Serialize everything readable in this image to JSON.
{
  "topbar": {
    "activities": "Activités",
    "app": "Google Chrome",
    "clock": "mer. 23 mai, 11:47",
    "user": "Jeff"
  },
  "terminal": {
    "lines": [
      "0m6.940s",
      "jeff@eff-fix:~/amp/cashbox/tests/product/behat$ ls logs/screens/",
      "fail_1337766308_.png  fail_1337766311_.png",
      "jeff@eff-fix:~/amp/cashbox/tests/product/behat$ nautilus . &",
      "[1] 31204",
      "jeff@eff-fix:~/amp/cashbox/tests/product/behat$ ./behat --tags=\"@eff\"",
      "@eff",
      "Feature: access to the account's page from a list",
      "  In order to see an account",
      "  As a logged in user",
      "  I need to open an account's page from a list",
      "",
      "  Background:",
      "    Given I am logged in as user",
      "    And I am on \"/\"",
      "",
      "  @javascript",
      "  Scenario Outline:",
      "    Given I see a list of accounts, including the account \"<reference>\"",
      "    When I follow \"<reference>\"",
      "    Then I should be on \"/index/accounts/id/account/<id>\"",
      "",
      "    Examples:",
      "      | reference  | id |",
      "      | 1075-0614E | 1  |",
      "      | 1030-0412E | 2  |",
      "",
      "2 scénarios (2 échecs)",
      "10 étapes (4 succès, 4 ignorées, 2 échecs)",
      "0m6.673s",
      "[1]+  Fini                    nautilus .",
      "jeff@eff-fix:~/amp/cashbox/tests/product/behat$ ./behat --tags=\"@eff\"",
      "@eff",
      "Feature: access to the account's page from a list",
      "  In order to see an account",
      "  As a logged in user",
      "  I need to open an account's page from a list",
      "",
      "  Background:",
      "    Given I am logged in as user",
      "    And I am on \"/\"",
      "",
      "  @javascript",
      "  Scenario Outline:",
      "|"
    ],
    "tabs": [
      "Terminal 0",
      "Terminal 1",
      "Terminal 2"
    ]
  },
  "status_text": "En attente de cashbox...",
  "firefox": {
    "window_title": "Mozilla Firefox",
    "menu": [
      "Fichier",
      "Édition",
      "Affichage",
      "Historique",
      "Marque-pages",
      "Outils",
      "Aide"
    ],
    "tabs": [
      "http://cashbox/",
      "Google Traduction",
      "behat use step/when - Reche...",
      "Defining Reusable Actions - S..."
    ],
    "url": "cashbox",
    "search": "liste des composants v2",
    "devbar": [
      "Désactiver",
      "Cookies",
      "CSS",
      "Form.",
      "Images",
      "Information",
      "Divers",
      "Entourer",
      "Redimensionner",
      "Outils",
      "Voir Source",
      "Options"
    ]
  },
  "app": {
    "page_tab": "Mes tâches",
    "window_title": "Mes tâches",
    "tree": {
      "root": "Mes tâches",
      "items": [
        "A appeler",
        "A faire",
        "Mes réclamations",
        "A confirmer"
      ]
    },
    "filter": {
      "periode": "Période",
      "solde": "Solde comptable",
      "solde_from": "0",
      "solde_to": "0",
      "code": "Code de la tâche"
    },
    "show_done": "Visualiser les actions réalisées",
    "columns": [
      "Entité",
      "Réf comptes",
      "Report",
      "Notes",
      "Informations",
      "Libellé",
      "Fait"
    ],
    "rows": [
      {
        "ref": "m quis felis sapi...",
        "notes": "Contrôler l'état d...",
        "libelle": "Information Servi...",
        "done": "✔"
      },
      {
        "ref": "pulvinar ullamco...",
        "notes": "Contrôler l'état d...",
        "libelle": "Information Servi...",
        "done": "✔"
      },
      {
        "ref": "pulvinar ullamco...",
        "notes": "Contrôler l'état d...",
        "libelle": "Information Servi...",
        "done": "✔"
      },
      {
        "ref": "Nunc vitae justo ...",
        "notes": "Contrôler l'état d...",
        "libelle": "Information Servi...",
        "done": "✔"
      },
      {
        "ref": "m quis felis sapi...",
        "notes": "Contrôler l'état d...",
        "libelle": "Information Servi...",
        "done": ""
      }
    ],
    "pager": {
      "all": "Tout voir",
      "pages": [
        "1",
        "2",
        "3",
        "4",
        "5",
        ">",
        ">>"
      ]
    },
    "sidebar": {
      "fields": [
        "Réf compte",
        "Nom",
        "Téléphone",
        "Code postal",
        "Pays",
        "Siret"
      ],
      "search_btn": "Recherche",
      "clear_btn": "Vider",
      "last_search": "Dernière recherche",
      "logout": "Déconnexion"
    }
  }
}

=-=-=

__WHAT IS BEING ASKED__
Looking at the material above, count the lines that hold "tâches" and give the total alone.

__ANSWER TO THIS TASK__
3